Khalil al-Dulaimi said he also submitted a request two days to the judge to postpone the Nov. 28 hearing but had not received a reply.
Last week about 1,100 lawyers withdrew from the defense team, citing inadequate protection for themselves and their families following the assassination of two defense lawyers. They said other members of the team would continue their duties in Baghdad under "dangerous circumstances" but al-Dulaimi suggested at the time that defense lawyers would not show up for Nov. 28 session.
His comments on Sunday seemed less definite. He outlined two main demands: that the court assign an international committee to investigate the deaths of the two lawyers; and that it provide protection for lawyers and their families, 20 bodyguards of the lawyers' choosing, at the government's expense. He suggested that the court would be act in the defense team's favor if it had the right pressure.
The lawyer also denied recent media reports that Saddam had been punched by court employees. State-run Iraqiya television reported last week that two court employees attacked the former dictator and punched him several times after he cursed two Shiite Islam saints. The report, quoting people close to the investigative judges, did not say when the incident occurred.
Saddam and seven co-defendants are on trial for the 1982 deaths of 148 Shiite Muslims.
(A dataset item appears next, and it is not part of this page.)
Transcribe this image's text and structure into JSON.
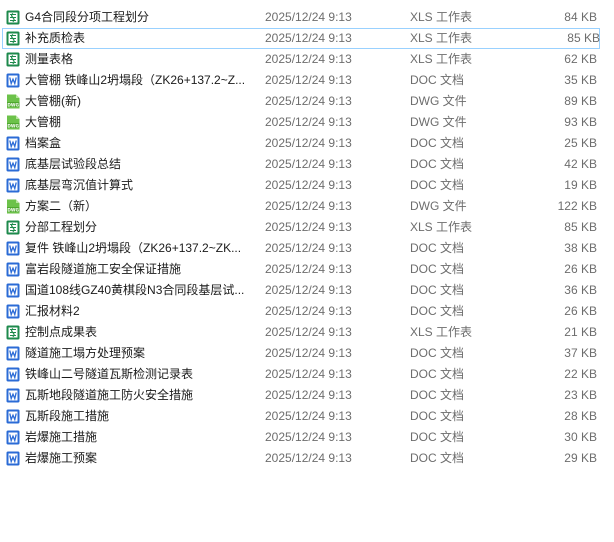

Proceedings began Oct. 19 and are set to resume Nov. 28. If convicted, they could be executed by hanging, AP reports.
Since the likes of the traditional Inauguration Day in the national Capitol are likely never to be witnessed again, take this opportunity from one who has been there to relate some truth about the experience